Last year, in the Unclutterer Forums, 14 members had a wonderful discussion about how they make realistic to-do lists. Here are some of their helpful suggestions:
toberead: I keep a couple of different To Do lists. One is for tasks that I must do today. Another one is for tasks that I have to do this week (or this month, etc.) That way, I’m reminded of things that I need to do sometime soon, but they don’t clutter up my daily To Do list.
Amber: … Set [a] timer for 10 minutes and in that time, write down (or type) all of the things you need to do that day … [Then,] go through your list and rank items according to importance, starting with the most vitally important. Things that absolutely MUST get done that day get a ranking of “1” so go through your list and rank those first … Now rank the least vitally important items – things that could be postponed for weeks if need be. Rank those as “5”s … Now rank everything else according to how they rate in importance between “1” (must be done today) and “5” (can wait several weeks if need be) … Once everything is ranked, you have your to-do list for the day. Start with the “1”s and work your way through to the “5”s.
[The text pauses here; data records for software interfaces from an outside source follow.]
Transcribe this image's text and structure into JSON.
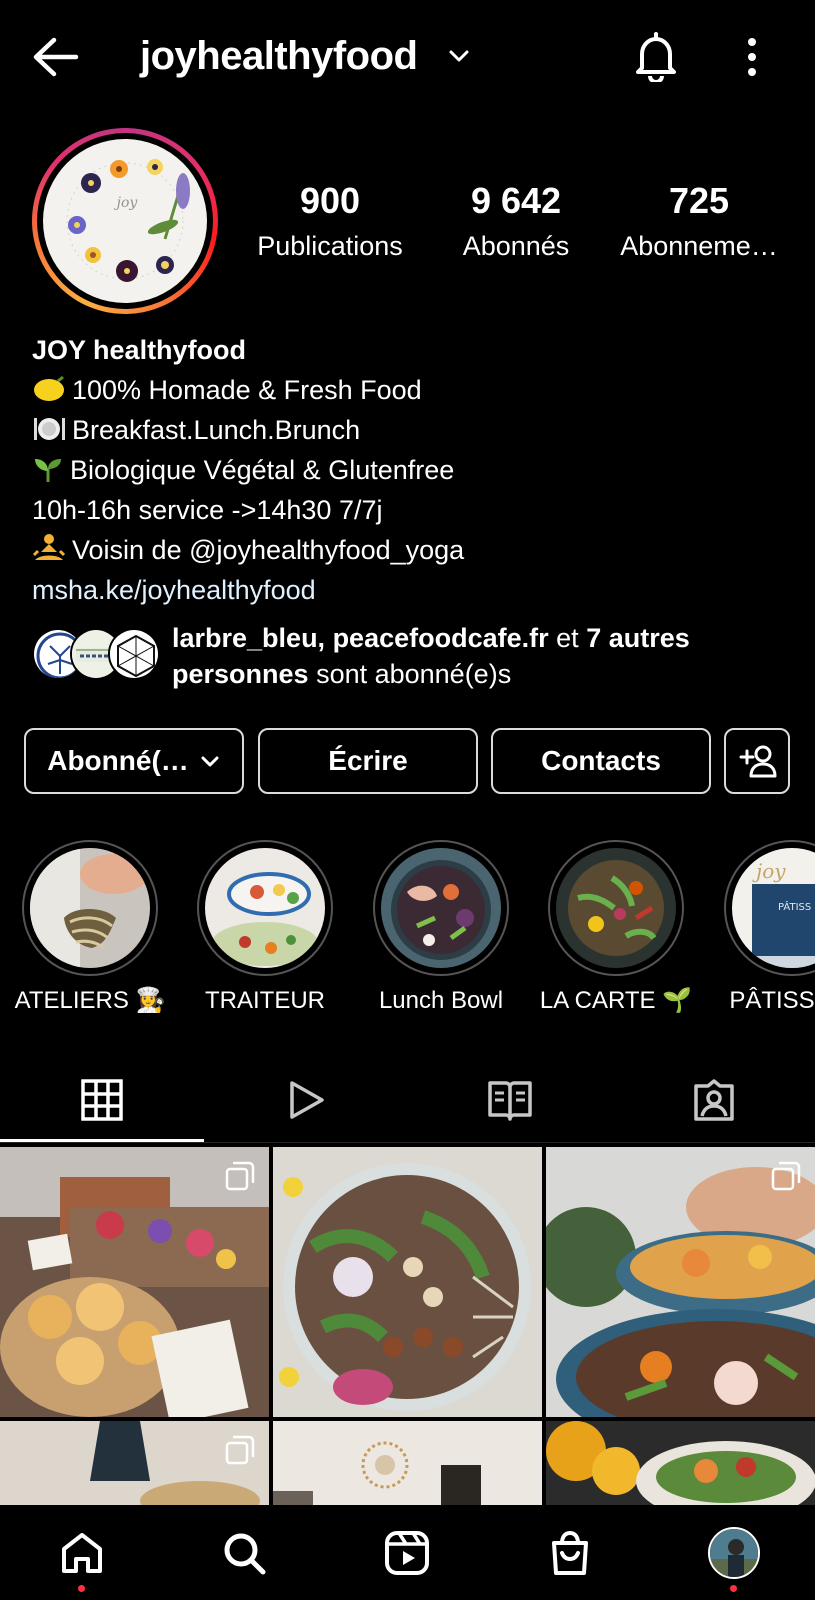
{
  "header": {
    "username": "joyhealthyfood"
  },
  "profile": {
    "stats": [
      {
        "value": "900",
        "label": "Publications"
      },
      {
        "value": "9 642",
        "label": "Abonnés"
      },
      {
        "value": "725",
        "label": "Abonneme…"
      }
    ],
    "display_name": "JOY healthyfood",
    "bio_lines": [
      "100% Homade & Fresh Food",
      "Breakfast.Lunch.Brunch",
      "Biologique Végétal & Glutenfree",
      "10h-16h service ->14h30 7/7j",
      "Voisin de @joyhealthyfood_yoga"
    ],
    "link": "msha.ke/joyhealthyfood",
    "followed_by": {
      "names": "larbre_bleu, peacefoodcafe.fr",
      "connector": "et",
      "others": "7 autres personnes",
      "suffix": "sont abonné(e)s"
    }
  },
  "actions": {
    "following_label": "Abonné(…",
    "message_label": "Écrire",
    "contacts_label": "Contacts"
  },
  "highlights": [
    {
      "label": "ATELIERS 👩‍🍳"
    },
    {
      "label": "TRAITEUR"
    },
    {
      "label": "Lunch Bowl"
    },
    {
      "label": "LA CARTE 🌱"
    },
    {
      "label": "PÂTISSERI"
    }
  ],
  "highlight_text": {
    "joy": "joy",
    "patis": "PÂTISS"
  },
  "tabs": [
    "grid",
    "reels",
    "guides",
    "tagged"
  ],
  "colors": {
    "background": "#000000",
    "text": "#ffffff",
    "border": "#dbdbdb",
    "story_ring": [
      "#c13584",
      "#e1306c",
      "#fd1d1d",
      "#f77737",
      "#fcaf45"
    ],
    "notification_dot": "#ff3040"
  },
  "icons": {
    "back": "arrow-left-icon",
    "dropdown": "chevron-down-icon",
    "bell": "bell-icon",
    "more": "more-vertical-icon",
    "add_user": "add-user-icon",
    "grid": "grid-icon",
    "reels": "reels-icon",
    "guides": "guides-icon",
    "tagged": "tagged-icon",
    "home": "home-icon",
    "search": "search-icon",
    "reels_nav": "reels-nav-icon",
    "shop": "shop-icon",
    "profile": "profile-avatar-icon"
  }
}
CaySwann: I like to use http://todoist.com for brainstorming lists, color-coding them, and setting tickler reminders for occasional repeating tasks. I use a gadget on my iGoogle page to show me my Todoist on my home page. It makes changing a deadline easy, and sorting and color-coding simple.
Lilliane P: I read years ago to put only the six most important items for the day on your daily list. This is manageable (esp. if large items have been broken down into manageable actions). Then, keep a running list of things to do that are waiting in the wings, so to speak.
Deb Lee: … pick the TOP ONE or TWO things that MUST to be done on THAT DAY.
- How long will it take you to accomplish each task?
- Are there multiple steps to completing each task? How long will it take to do each step?
Priorities are typically driven by:
- Time (e.g., pick up the kids by noon)
- Money (e.g., deposit $$ to pay a bill <-- this one's time & money; get $$ that's owed to you)
- Sentiment (e.g., spend quality time with your favorite person)
- Combination of two or more of the above
Spend a few minutes figuring out if the task is driven by a particular constraint and that will help you to decide which one to tackle first.
Check out more to-do list ideas in the Forums, and join in the conversation there or in the comments to this post. I’m eager to read how everyone manages his list.